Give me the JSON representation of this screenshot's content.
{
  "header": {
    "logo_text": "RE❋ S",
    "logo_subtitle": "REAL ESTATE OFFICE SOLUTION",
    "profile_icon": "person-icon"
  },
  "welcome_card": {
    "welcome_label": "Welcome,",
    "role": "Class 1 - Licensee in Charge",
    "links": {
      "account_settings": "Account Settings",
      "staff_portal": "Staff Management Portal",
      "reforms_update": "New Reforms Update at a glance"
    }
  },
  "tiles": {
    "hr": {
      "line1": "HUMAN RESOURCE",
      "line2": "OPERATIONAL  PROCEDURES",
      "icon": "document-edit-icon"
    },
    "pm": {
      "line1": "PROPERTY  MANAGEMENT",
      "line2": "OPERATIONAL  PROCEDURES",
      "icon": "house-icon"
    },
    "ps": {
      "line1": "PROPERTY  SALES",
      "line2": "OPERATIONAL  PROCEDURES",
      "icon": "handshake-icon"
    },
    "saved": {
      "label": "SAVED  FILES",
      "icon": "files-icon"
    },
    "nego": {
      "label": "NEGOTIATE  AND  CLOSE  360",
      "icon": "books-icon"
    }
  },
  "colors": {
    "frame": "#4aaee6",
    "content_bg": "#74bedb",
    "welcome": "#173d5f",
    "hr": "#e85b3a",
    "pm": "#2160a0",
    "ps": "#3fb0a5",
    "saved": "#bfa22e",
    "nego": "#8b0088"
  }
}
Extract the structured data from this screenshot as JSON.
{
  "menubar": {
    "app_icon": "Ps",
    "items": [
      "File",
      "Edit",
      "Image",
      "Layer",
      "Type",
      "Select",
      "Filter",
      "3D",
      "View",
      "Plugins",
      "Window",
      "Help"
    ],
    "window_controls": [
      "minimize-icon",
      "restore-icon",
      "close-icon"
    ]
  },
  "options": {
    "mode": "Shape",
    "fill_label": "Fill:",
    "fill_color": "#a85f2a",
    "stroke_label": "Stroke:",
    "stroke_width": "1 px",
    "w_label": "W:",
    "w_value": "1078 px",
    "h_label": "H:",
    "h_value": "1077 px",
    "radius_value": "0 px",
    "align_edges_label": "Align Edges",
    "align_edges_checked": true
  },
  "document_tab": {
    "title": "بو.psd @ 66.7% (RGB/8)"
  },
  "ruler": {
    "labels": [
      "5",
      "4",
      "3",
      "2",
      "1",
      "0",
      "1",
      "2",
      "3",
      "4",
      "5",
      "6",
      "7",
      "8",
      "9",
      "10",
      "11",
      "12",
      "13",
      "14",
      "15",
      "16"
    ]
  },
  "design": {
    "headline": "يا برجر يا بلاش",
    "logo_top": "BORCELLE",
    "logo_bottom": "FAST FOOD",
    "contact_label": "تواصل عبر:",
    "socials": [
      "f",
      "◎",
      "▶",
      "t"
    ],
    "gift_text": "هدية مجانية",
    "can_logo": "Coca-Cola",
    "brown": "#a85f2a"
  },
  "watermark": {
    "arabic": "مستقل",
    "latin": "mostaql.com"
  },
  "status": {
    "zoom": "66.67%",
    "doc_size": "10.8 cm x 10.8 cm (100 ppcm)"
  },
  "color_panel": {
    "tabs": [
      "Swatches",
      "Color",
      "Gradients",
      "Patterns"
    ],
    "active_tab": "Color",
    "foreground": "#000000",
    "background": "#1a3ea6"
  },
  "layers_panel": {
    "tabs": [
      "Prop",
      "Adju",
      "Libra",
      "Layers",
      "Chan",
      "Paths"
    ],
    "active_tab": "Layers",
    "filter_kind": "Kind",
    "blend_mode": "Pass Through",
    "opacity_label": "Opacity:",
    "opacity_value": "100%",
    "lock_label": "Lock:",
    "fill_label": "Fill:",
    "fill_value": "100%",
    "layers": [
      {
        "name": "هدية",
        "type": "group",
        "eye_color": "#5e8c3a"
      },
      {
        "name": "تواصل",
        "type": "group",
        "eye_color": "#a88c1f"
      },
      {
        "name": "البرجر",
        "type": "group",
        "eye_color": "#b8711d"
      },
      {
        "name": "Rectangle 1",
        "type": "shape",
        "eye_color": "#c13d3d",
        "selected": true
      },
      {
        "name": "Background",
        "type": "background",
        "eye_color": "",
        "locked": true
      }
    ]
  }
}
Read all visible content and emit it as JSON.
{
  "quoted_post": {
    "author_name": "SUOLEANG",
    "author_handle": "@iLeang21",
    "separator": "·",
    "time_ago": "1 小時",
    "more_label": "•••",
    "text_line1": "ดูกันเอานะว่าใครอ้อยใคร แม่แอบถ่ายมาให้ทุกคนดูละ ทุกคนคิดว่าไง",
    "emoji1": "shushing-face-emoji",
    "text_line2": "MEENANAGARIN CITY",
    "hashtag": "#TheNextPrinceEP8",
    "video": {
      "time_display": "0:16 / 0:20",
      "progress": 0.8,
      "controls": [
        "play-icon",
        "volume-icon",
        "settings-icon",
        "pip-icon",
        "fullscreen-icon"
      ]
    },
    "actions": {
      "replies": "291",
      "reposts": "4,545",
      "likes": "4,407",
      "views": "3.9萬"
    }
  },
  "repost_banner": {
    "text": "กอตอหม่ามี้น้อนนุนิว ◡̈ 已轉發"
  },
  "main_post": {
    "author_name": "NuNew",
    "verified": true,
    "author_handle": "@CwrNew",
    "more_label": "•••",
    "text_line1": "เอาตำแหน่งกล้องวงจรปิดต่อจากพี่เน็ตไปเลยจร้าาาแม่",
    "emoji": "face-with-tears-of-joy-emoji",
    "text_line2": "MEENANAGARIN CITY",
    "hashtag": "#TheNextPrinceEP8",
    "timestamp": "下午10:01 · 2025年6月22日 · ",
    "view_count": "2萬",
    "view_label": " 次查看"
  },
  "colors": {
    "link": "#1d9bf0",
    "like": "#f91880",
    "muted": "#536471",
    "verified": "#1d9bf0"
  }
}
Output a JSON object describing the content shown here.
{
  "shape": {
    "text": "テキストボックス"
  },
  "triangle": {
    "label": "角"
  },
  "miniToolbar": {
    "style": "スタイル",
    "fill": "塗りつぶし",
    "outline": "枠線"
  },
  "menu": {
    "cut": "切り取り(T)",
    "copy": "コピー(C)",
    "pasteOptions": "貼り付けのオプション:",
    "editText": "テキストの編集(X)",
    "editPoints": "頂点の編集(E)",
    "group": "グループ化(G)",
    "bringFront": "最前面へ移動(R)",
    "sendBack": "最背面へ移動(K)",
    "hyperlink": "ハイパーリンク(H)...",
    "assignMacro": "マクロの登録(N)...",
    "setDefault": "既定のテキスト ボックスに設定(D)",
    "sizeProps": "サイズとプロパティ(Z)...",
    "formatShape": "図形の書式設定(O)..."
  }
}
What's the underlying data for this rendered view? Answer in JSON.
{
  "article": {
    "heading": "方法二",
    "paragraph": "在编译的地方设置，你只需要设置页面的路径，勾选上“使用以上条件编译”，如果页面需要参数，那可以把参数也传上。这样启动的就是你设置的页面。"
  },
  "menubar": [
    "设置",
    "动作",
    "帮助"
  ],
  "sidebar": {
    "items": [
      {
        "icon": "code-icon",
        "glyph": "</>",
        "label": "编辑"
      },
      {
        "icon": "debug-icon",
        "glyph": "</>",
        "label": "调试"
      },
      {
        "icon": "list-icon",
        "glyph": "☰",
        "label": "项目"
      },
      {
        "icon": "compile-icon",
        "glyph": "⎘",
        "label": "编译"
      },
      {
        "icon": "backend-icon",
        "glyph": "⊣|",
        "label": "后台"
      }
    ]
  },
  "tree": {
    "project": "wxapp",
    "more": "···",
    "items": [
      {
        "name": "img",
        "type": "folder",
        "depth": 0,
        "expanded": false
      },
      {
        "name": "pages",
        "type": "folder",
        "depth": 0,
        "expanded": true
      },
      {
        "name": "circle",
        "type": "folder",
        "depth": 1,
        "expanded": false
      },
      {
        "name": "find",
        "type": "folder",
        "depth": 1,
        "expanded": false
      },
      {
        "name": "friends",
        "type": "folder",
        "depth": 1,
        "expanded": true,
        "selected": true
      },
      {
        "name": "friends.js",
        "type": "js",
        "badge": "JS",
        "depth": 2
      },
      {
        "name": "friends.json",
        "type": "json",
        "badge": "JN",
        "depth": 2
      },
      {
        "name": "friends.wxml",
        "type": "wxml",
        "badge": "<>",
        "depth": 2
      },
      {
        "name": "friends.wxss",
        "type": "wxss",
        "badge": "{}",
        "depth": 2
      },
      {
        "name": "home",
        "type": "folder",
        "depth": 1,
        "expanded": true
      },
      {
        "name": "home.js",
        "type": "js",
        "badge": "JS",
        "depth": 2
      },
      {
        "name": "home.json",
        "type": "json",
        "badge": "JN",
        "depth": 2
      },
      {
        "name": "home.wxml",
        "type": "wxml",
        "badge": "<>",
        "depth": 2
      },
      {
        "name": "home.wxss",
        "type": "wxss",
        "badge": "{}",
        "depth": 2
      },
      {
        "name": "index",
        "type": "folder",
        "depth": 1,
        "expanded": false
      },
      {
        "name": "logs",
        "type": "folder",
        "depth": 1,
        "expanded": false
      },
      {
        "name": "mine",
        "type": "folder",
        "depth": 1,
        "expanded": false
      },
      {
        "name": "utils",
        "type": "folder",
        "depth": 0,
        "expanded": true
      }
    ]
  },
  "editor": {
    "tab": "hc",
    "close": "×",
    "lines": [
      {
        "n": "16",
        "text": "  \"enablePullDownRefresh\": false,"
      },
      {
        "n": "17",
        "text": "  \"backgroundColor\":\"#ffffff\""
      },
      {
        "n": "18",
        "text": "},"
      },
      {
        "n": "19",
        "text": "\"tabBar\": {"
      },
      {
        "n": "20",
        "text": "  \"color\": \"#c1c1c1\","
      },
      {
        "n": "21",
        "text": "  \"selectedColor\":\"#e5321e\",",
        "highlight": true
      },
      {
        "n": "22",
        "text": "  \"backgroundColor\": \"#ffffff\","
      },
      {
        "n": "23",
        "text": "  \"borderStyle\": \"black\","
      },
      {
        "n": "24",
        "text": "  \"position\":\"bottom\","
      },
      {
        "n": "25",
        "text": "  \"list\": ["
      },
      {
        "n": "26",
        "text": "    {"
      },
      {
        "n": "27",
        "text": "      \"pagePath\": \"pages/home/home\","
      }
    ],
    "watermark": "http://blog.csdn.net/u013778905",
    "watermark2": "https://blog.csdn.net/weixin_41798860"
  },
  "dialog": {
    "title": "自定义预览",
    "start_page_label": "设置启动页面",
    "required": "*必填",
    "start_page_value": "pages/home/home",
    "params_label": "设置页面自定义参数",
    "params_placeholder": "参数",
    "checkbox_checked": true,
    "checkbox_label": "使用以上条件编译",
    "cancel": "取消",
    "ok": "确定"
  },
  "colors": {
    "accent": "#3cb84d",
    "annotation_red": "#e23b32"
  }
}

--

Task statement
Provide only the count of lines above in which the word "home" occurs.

Result below
7